"The bigger the better," Thronson said. "NASA's new Ares V rocket is going to completely change the rules of the game."
The roomy 33-foot (10-meter) payload shroud for Ares V allows extra space for space telescopes with larger main mirrors.
Hubble's main mirror, for example, is about 7.8 feet (2.4 meters) across. Ares V could fit an observatory nearly three times larger, like the proposed 26-foot (8-meter) Monolithic Space Telescope, which would be able to observe objects in space 11 times more fainter and with three times the sharpness of Hubble, NASA officials said.
"The 8-meter-diameter telescope can only fit inside an Ares V payload fairing," the NRC report stated.
Even larger space telescopes could be packed atop the rocket if their mirrors were folded up for launch, such the 52-foot (16-meter) Advanced Technology Large-Aperture Space Telescope planned by astronomer Marc Postman of the Space Telescope Science Institute.

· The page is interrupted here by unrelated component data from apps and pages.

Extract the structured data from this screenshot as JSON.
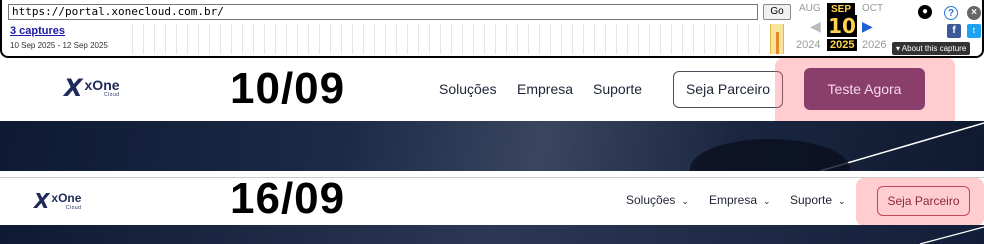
{
  "wayback": {
    "url": "https://portal.xonecloud.com.br/",
    "go_label": "Go",
    "captures_label": "3 captures",
    "date_range": "10 Sep 2025 - 12 Sep 2025",
    "months": {
      "prev": "AUG",
      "cur": "SEP",
      "next": "OCT"
    },
    "day": "10",
    "years": {
      "prev": "2024",
      "cur": "2025",
      "next": "2026"
    },
    "about_label": "About this capture"
  },
  "panel1": {
    "logo_word": "xOne",
    "logo_sub": "Cloud",
    "date": "10/09",
    "nav": [
      "Soluções",
      "Empresa",
      "Suporte"
    ],
    "partner_button": "Seja Parceiro",
    "try_button": "Teste Agora"
  },
  "panel2": {
    "logo_word": "xOne",
    "logo_sub": "Cloud",
    "date": "16/09",
    "nav": [
      "Soluções",
      "Empresa",
      "Suporte"
    ],
    "partner_button": "Seja Parceiro"
  },
  "colors": {
    "brand_navy": "#1e2b5a",
    "cta_purple": "#8a3e6b",
    "highlight": "#ff6e78",
    "wayback_gold": "#ffd34d"
  }
}
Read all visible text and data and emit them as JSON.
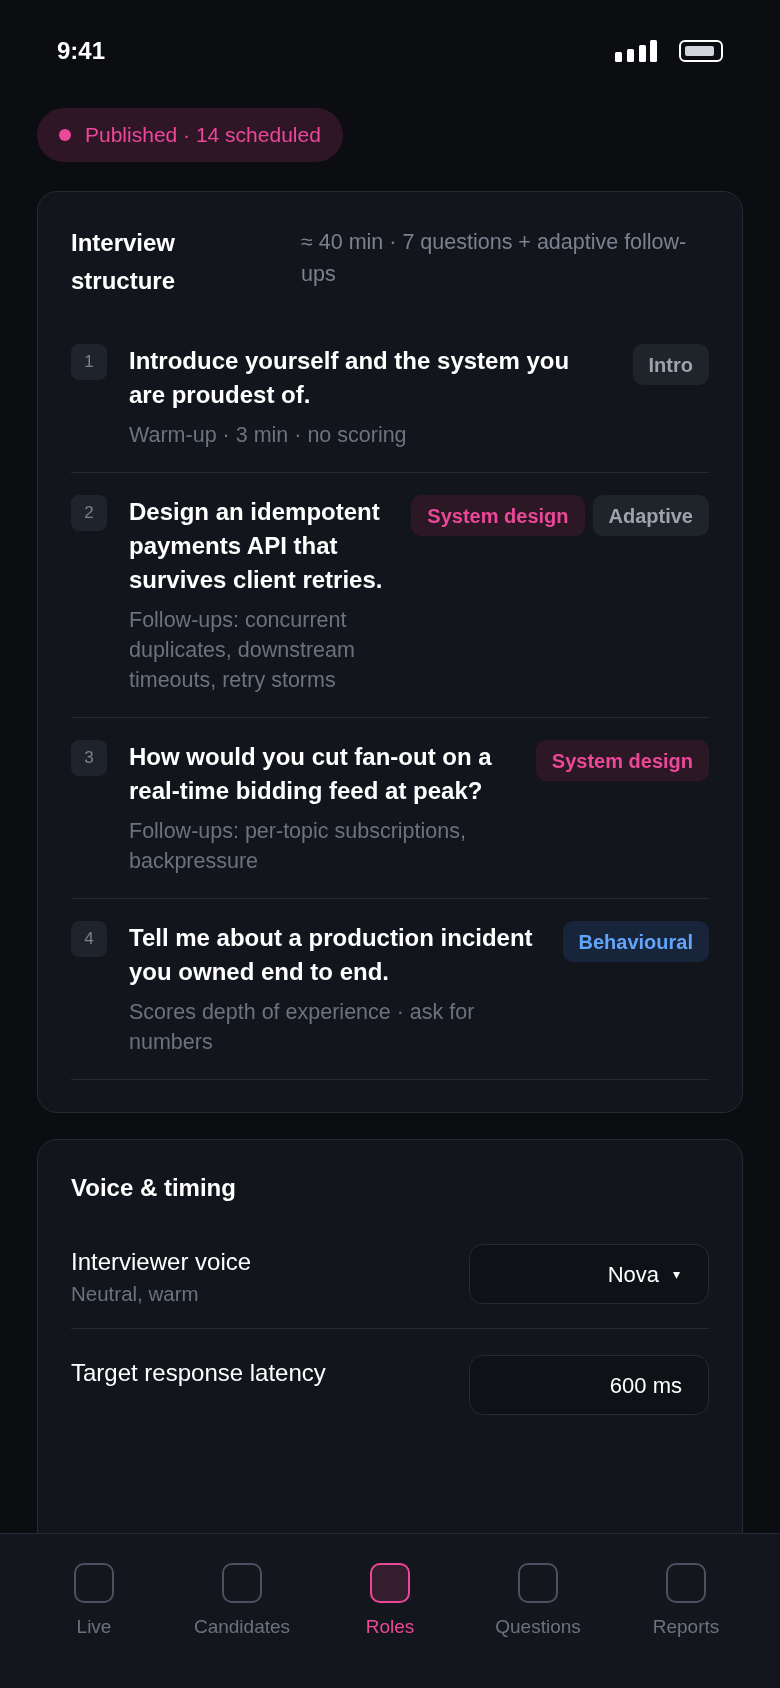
{
  "status_bar": {
    "time": "9:41"
  },
  "status_badge": {
    "label": "Published · 14 scheduled",
    "color": "#ec4899"
  },
  "structure": {
    "title": "Interview structure",
    "summary": "≈ 40 min · 7 questions + adaptive follow-ups",
    "questions": [
      {
        "number": "1",
        "text": "Introduce yourself and the system you are proudest of.",
        "meta": "Warm-up · 3 min · no scoring",
        "tags": [
          {
            "label": "Intro",
            "kind": "neutral"
          }
        ]
      },
      {
        "number": "2",
        "text": "Design an idempotent payments API that survives client retries.",
        "meta": "Follow-ups: concurrent duplicates, downstream timeouts, retry storms",
        "tags": [
          {
            "label": "System design",
            "kind": "topic"
          },
          {
            "label": "Adaptive",
            "kind": "neutral"
          }
        ]
      },
      {
        "number": "3",
        "text": "How would you cut fan-out on a real-time bidding feed at peak?",
        "meta": "Follow-ups: per-topic subscriptions, backpressure",
        "tags": [
          {
            "label": "System design",
            "kind": "topic"
          }
        ]
      },
      {
        "number": "4",
        "text": "Tell me about a production incident you owned end to end.",
        "meta": "Scores depth of experience · ask for numbers",
        "tags": [
          {
            "label": "Behavioural",
            "kind": "behavioural"
          }
        ]
      }
    ]
  },
  "voice_timing": {
    "title": "Voice & timing",
    "settings": [
      {
        "kind": "select",
        "label": "Interviewer voice",
        "sublabel": "Neutral, warm",
        "value": "Nova",
        "caret": "▾"
      },
      {
        "kind": "input",
        "label": "Target response latency",
        "value": "600 ms"
      }
    ]
  },
  "tab_bar": [
    {
      "label": "Live",
      "selected": false
    },
    {
      "label": "Candidates",
      "selected": false
    },
    {
      "label": "Roles",
      "selected": true
    },
    {
      "label": "Questions",
      "selected": false
    },
    {
      "label": "Reports",
      "selected": false
    }
  ]
}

The optical and ultraviolet light observatory could refine the search for habitable planets around distant stars and help better understand galaxy formation around supermassive black holes.
"ATLAST would be nearly 2,000 times more sensitive than the Hubble Telescope and would provide images about seven times sharper than either Hubble or James Webb," Postman said. "It could help us find the long sought answer to a very compelling question, 'Is there life elsewhere in the galaxy?'"
Astronomer Dan Lester at the University of Texas at Austin envisions loading a full 8-meter Single Aperture Far-Infrared Telescope to probe deeper into the depths of protostars aboard an Ares V, or packing up a larger 16-meter version on the rocket.
Another proposal by Roger Brissenden of the Chandra X-ray Center includes calls for an 8-meter X-ray telescope dubbed Gen-X to hunt for the first black holes, stars and galaxies in the universe. The space-based Chandra X-ray Observatory, for comparison, has an aperture about 3 feet (1 meters) across.
Probing planets, deep space
Ares V rockets also pose a boon for interplanetary missions since the heavy-lift booster could offer a more direct flight.
According to the NRC report, using the rocket to launch NASA's proposed Neptune Orbiter with Probes mission could negate the need to use a nuclear-electric engine or use Neptune's atmosphere for braking during orbit insertion.
"The planetary community's interested in performance for getting extra delta v to reduce the amount of trip time to the outer planets," Steve Cookm NASA's Ares project manager at NASA's Marshall Space Flight Center in Huntsville, Ala., has said.
Launching another mission, the Titan Explorer flight to send an orbiter, lander and blimp to the shrouded Saturnian moon, aboard an Ares V could shorten the years-long flight and allow the probe to use rocket engines, instead of atmospheric braking, to entire orbit, the NRC report stated.
"We could get incredible astronomy from this big rocket," says Thronson, a professional dreamer. "I can't wait."